> _EXERCISE DESCRIPTION_:
Omit the images. Reproduce each line of the records exactly as it appears.

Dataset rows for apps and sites
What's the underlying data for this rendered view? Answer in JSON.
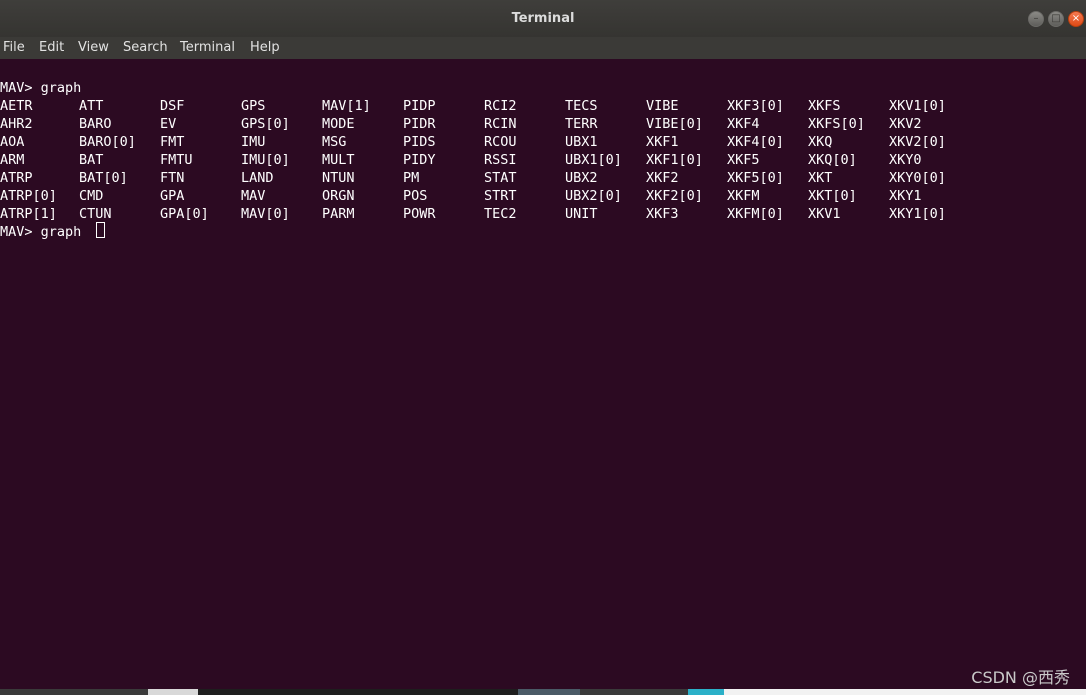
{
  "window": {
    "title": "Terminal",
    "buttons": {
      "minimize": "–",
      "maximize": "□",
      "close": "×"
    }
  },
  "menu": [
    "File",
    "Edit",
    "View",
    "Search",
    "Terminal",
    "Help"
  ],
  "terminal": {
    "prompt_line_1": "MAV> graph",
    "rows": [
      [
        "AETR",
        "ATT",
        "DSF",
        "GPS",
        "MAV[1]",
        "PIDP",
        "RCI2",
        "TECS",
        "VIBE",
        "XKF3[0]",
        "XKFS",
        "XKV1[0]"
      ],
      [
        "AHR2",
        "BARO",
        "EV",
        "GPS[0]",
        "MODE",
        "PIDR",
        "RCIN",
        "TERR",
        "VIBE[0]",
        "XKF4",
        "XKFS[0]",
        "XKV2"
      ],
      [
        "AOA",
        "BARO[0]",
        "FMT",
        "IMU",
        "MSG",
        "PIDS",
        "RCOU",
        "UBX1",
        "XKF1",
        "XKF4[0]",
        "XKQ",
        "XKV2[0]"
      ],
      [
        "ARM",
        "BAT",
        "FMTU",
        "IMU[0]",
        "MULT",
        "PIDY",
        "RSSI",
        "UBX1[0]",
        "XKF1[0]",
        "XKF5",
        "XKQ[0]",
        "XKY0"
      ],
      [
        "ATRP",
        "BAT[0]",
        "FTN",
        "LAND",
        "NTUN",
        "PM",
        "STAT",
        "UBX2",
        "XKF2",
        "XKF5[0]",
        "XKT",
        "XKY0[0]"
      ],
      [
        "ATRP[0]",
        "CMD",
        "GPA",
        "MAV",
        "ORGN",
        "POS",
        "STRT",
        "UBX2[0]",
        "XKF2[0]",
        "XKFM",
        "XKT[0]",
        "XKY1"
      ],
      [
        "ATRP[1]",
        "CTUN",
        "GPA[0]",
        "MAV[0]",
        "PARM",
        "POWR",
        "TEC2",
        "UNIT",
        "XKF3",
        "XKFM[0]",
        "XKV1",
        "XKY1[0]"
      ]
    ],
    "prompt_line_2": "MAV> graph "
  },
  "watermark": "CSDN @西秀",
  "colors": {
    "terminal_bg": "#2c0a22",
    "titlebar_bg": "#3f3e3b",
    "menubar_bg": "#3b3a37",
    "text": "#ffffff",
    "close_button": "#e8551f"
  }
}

> _RESULT FOR THIS TASK_:
What's the underlying data for this rendered view? Answer in JSON.
{
  "window": {
    "title": "Terminal",
    "buttons": {
      "minimize": "–",
      "maximize": "□",
      "close": "×"
    }
  },
  "menu": [
    "File",
    "Edit",
    "View",
    "Search",
    "Terminal",
    "Help"
  ],
  "terminal": {
    "prompt_line_1": "MAV> graph",
    "rows": [
      [
        "AETR",
        "ATT",
        "DSF",
        "GPS",
        "MAV[1]",
        "PIDP",
        "RCI2",
        "TECS",
        "VIBE",
        "XKF3[0]",
        "XKFS",
        "XKV1[0]"
      ],
      [
        "AHR2",
        "BARO",
        "EV",
        "GPS[0]",
        "MODE",
        "PIDR",
        "RCIN",
        "TERR",
        "VIBE[0]",
        "XKF4",
        "XKFS[0]",
        "XKV2"
      ],
      [
        "AOA",
        "BARO[0]",
        "FMT",
        "IMU",
        "MSG",
        "PIDS",
        "RCOU",
        "UBX1",
        "XKF1",
        "XKF4[0]",
        "XKQ",
        "XKV2[0]"
      ],
      [
        "ARM",
        "BAT",
        "FMTU",
        "IMU[0]",
        "MULT",
        "PIDY",
        "RSSI",
        "UBX1[0]",
        "XKF1[0]",
        "XKF5",
        "XKQ[0]",
        "XKY0"
      ],
      [
        "ATRP",
        "BAT[0]",
        "FTN",
        "LAND",
        "NTUN",
        "PM",
        "STAT",
        "UBX2",
        "XKF2",
        "XKF5[0]",
        "XKT",
        "XKY0[0]"
      ],
      [
        "ATRP[0]",
        "CMD",
        "GPA",
        "MAV",
        "ORGN",
        "POS",
        "STRT",
        "UBX2[0]",
        "XKF2[0]",
        "XKFM",
        "XKT[0]",
        "XKY1"
      ],
      [
        "ATRP[1]",
        "CTUN",
        "GPA[0]",
        "MAV[0]",
        "PARM",
        "POWR",
        "TEC2",
        "UNIT",
        "XKF3",
        "XKFM[0]",
        "XKV1",
        "XKY1[0]"
      ]
    ],
    "prompt_line_2": "MAV> graph "
  },
  "watermark": "CSDN @西秀",
  "colors": {
    "terminal_bg": "#2c0a22",
    "titlebar_bg": "#3f3e3b",
    "menubar_bg": "#3b3a37",
    "text": "#ffffff",
    "close_button": "#e8551f"
  }
}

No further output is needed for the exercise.